Give back every record exactly, images excluded.

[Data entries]
######
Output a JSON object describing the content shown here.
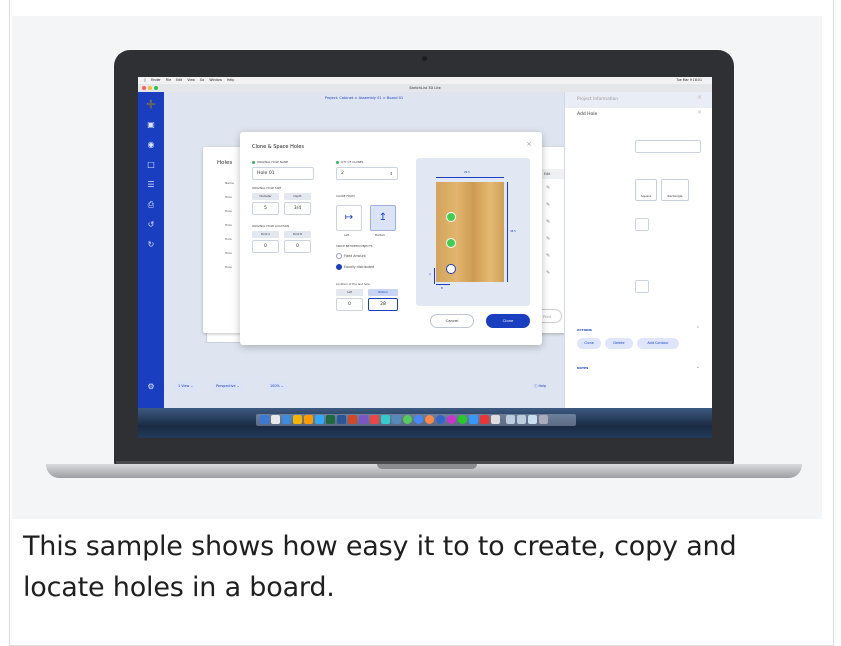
{
  "caption": "This sample shows how easy it to to create, copy and locate holes in a board.",
  "mac_menu": {
    "items": [
      "Finder",
      "File",
      "Edit",
      "View",
      "Go",
      "Window",
      "Help"
    ],
    "right": "Tue Mar 9 18:01"
  },
  "app": {
    "title": "SketchList 3D Lite",
    "breadcrumb": "Project: Cabinet  >  Assembly 01  >  Board 01"
  },
  "holes_panel": {
    "title": "Holes",
    "rows": [
      "Name",
      "Hole",
      "Hole",
      "Hole",
      "Hole",
      "Hole",
      "Hole"
    ]
  },
  "list_panel": {
    "headers": [
      "Edit",
      "Clone",
      "Delete"
    ],
    "print_label": "Print",
    "ok_label": "OK"
  },
  "properties": {
    "header": "Project Information",
    "sub": "Add Hole",
    "shapes": [
      "Square",
      "Rectangle"
    ],
    "actions_label": "ACTIONS",
    "clone_label": "Clone",
    "delete_label": "Delete",
    "add_contour_label": "Add Contour",
    "notes_label": "NOTES"
  },
  "bottom_bar": {
    "view": "1 View",
    "perspective": "Perspective",
    "zoom": "100%",
    "help": "Help"
  },
  "dialog": {
    "title": "Clone & Space Holes",
    "original_name_label": "ORIGINAL HOLE NAME",
    "original_name_value": "Hole 01",
    "size_label": "ORIGINAL HOLE SIZE",
    "diameter_label": "Diameter",
    "depth_label": "Depth",
    "diameter_value": "5",
    "depth_value": "3/4",
    "location_label": "ORIGINAL HOLE LOCATION",
    "point_a_label": "Point A",
    "point_b_label": "Point B",
    "point_a_value": "0",
    "point_b_value": "0",
    "clones_label": "QTY OF CLONES",
    "clones_value": "2",
    "clone_from_label": "CLONE FROM",
    "left_label": "Left",
    "bottom_label": "Bottom",
    "spacing_label": "SPACE BETWEEN OBJECTS",
    "fixed_label": "Fixed Amount",
    "equal_label": "Equally distributed",
    "last_hole_label": "Location of the last hole",
    "last_left_label": "Left",
    "last_bottom_label": "Bottom",
    "last_left_value": "0",
    "last_bottom_value": "28",
    "width_dim": "20.5",
    "height_dim": "38.5",
    "axis_a": "A",
    "axis_b": "B",
    "cancel_label": "Cancel",
    "clone_label": "Clone"
  },
  "colors": {
    "accent": "#1a3ec0",
    "hole_green": "#3fcf50",
    "wood": "#d9a962"
  }
}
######
**The completed task**:
Output a JSON object describing the content shown here.
{
  "caption": "This sample shows how easy it to to create, copy and locate holes in a board.",
  "mac_menu": {
    "items": [
      "Finder",
      "File",
      "Edit",
      "View",
      "Go",
      "Window",
      "Help"
    ],
    "right": "Tue Mar 9 18:01"
  },
  "app": {
    "title": "SketchList 3D Lite",
    "breadcrumb": "Project: Cabinet  >  Assembly 01  >  Board 01"
  },
  "holes_panel": {
    "title": "Holes",
    "rows": [
      "Name",
      "Hole",
      "Hole",
      "Hole",
      "Hole",
      "Hole",
      "Hole"
    ]
  },
  "list_panel": {
    "headers": [
      "Edit",
      "Clone",
      "Delete"
    ],
    "print_label": "Print",
    "ok_label": "OK"
  },
  "properties": {
    "header": "Project Information",
    "sub": "Add Hole",
    "shapes": [
      "Square",
      "Rectangle"
    ],
    "actions_label": "ACTIONS",
    "clone_label": "Clone",
    "delete_label": "Delete",
    "add_contour_label": "Add Contour",
    "notes_label": "NOTES"
  },
  "bottom_bar": {
    "view": "1 View",
    "perspective": "Perspective",
    "zoom": "100%",
    "help": "Help"
  },
  "dialog": {
    "title": "Clone & Space Holes",
    "original_name_label": "ORIGINAL HOLE NAME",
    "original_name_value": "Hole 01",
    "size_label": "ORIGINAL HOLE SIZE",
    "diameter_label": "Diameter",
    "depth_label": "Depth",
    "diameter_value": "5",
    "depth_value": "3/4",
    "location_label": "ORIGINAL HOLE LOCATION",
    "point_a_label": "Point A",
    "point_b_label": "Point B",
    "point_a_value": "0",
    "point_b_value": "0",
    "clones_label": "QTY OF CLONES",
    "clones_value": "2",
    "clone_from_label": "CLONE FROM",
    "left_label": "Left",
    "bottom_label": "Bottom",
    "spacing_label": "SPACE BETWEEN OBJECTS",
    "fixed_label": "Fixed Amount",
    "equal_label": "Equally distributed",
    "last_hole_label": "Location of the last hole",
    "last_left_label": "Left",
    "last_bottom_label": "Bottom",
    "last_left_value": "0",
    "last_bottom_value": "28",
    "width_dim": "20.5",
    "height_dim": "38.5",
    "axis_a": "A",
    "axis_b": "B",
    "cancel_label": "Cancel",
    "clone_label": "Clone"
  },
  "colors": {
    "accent": "#1a3ec0",
    "hole_green": "#3fcf50",
    "wood": "#d9a962"
  }
}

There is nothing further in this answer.